"""

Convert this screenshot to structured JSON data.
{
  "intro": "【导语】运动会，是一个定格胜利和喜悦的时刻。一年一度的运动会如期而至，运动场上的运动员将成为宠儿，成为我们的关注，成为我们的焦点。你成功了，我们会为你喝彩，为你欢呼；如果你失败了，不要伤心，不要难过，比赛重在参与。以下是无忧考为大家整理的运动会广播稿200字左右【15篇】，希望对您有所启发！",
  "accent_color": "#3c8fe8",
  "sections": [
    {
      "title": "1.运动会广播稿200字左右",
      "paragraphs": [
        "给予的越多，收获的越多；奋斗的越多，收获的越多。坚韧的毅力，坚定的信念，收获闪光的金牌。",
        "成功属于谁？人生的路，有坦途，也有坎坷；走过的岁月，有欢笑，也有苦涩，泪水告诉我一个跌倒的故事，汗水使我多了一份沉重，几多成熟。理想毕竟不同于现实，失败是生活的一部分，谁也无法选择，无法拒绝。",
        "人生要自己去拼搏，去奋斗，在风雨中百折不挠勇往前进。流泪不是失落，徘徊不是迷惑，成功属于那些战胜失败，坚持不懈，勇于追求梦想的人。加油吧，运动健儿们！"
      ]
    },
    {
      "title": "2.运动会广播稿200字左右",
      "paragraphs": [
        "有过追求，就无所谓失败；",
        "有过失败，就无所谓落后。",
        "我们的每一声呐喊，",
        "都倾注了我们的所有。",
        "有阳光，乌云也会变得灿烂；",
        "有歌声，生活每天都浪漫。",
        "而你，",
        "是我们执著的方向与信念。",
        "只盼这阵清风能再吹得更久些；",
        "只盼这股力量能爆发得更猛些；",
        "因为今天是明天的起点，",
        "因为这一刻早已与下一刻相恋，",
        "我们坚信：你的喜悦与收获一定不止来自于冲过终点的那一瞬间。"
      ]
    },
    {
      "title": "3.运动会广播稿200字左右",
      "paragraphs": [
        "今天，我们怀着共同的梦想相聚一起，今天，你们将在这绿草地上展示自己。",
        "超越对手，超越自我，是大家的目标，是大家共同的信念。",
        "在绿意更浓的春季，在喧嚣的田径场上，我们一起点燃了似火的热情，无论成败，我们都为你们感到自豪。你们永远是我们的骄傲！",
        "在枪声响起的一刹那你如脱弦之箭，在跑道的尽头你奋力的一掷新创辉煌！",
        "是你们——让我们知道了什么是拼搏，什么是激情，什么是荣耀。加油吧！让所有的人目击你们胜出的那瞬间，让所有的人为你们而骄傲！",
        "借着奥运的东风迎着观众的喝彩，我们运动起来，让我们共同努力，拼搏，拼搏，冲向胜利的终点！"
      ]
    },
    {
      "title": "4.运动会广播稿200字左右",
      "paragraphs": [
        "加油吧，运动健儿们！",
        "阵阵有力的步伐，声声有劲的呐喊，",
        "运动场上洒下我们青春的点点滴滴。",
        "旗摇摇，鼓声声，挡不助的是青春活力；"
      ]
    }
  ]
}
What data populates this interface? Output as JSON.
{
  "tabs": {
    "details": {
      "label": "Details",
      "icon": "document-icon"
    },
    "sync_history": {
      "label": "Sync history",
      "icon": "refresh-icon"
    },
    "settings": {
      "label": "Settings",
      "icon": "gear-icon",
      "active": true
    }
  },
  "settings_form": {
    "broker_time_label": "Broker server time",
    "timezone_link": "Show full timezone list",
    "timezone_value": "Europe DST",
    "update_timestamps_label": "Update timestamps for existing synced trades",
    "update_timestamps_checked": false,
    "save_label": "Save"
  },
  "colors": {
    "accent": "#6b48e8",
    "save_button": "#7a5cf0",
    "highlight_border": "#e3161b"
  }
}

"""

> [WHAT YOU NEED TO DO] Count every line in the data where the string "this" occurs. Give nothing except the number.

> [RESPONSE] 2